Anxious systems are not confined to businesses or large organizations. The same dynamic occurs in churches, families, schools, and communities. No matter what kind of coaching you do or who’s in your coaching niche, some of your clients are living with an anxious system.
So what’s a coach to do?
Coaches provide help by not adopting the client’s perspective. When a person operates within a system, they often cannot see the dynamics of that system, they just think the anxiety is normal.
It’s not the case that we coaches see things more clearly than our clients do, but we should question our client’s perspective and help them consider alternatives. By being aware of the signs of an anxious system, we can resist adopting our client’s take on things and invite the client to step back and notice the system, not just the immediate behaviors and reactions.
I encouraged Rita to reframe her decision to pay for things that her organization should cover. Instead of viewing the decision as a noble sacrifice, she recognized it as an attempt to rescue her anxious supervisor by assuming responsibility for his anxiety.
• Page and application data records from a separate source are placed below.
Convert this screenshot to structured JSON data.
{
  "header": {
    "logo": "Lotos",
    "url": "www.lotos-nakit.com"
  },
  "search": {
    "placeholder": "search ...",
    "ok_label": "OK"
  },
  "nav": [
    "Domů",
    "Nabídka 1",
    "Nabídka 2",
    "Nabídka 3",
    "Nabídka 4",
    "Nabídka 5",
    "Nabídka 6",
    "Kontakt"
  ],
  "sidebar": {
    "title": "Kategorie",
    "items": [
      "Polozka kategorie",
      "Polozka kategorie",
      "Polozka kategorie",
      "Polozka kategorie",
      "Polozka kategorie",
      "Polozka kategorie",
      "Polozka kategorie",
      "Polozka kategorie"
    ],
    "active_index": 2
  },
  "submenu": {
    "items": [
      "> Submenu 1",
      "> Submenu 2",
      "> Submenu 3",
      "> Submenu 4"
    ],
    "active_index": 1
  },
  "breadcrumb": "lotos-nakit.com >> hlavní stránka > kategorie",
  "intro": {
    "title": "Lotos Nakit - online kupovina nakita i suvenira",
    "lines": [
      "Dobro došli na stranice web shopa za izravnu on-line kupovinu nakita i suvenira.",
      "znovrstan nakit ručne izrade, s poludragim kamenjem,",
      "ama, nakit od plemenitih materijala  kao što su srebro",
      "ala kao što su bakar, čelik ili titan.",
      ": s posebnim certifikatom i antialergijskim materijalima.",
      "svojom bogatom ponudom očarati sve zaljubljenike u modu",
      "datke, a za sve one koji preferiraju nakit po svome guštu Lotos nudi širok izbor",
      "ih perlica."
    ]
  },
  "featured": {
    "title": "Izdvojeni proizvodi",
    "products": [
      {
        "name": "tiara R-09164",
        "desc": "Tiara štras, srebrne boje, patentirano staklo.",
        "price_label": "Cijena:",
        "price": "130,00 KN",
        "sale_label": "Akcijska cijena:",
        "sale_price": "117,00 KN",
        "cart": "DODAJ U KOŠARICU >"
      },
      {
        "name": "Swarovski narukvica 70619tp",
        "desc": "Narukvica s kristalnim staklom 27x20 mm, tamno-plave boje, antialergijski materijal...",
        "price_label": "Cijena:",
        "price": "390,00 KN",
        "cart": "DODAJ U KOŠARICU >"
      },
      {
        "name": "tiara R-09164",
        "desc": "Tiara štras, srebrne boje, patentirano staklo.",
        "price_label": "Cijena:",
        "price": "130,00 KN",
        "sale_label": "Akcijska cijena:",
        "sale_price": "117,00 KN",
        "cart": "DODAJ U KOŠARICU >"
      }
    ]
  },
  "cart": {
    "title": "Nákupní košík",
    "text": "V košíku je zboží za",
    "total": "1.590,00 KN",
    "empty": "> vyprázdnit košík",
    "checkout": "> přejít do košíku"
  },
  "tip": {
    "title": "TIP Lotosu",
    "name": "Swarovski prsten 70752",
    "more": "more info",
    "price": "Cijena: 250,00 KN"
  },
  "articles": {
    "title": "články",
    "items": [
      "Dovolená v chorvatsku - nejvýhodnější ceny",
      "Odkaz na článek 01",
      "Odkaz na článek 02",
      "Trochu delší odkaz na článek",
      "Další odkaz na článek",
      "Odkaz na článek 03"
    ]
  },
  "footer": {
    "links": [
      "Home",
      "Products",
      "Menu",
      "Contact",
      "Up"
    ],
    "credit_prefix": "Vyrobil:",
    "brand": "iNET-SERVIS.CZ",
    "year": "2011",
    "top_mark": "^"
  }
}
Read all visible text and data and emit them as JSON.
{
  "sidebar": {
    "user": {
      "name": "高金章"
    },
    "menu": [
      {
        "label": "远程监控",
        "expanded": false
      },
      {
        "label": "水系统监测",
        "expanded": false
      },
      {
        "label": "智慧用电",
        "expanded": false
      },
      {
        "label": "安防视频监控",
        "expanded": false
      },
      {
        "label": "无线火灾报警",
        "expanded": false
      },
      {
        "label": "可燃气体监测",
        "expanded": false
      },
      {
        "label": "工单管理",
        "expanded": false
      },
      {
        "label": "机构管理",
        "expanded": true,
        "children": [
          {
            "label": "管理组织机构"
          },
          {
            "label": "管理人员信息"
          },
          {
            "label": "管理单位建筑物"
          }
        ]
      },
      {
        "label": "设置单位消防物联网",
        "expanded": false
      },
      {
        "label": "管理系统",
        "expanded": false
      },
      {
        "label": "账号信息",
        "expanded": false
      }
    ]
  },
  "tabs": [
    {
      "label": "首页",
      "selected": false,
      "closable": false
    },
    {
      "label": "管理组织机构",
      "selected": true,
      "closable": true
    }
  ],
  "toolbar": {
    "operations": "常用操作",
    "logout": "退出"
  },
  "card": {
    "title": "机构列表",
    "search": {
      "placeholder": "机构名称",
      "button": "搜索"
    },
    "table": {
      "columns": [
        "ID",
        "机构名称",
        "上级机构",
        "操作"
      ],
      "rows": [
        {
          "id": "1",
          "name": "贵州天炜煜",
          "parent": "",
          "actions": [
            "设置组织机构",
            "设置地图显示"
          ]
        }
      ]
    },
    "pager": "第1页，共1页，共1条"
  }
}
In essence, she’d agreed with him that she was the source of his anxiety, even though she knew this was not the case.
Rita’s new clarity also generated sympathy for her supervisor. Instead of casting him as a morally bad person, she realized that his “mean” behavior stemmed from the anxiety he was experiencing. While his anxious behaviors were unhealthy and unhelpful, they were also understandable given the circumstances. To understand his behaviors did not mean Rita needed to excuse him, but it did allow her to respond with truth and kindness.
Responding with truth and kindness is at the heart of being a non-anxious presence. When we provide a space for our clients to vent, to step back, and to see things with clearer head and heart, we invite them to reduce their own anxiety and break the self-perpetuating anxiety loop.
Rita re-entered her anxious system with new awareness and fresh determination to resist participating as an anxious actor in an anxious system.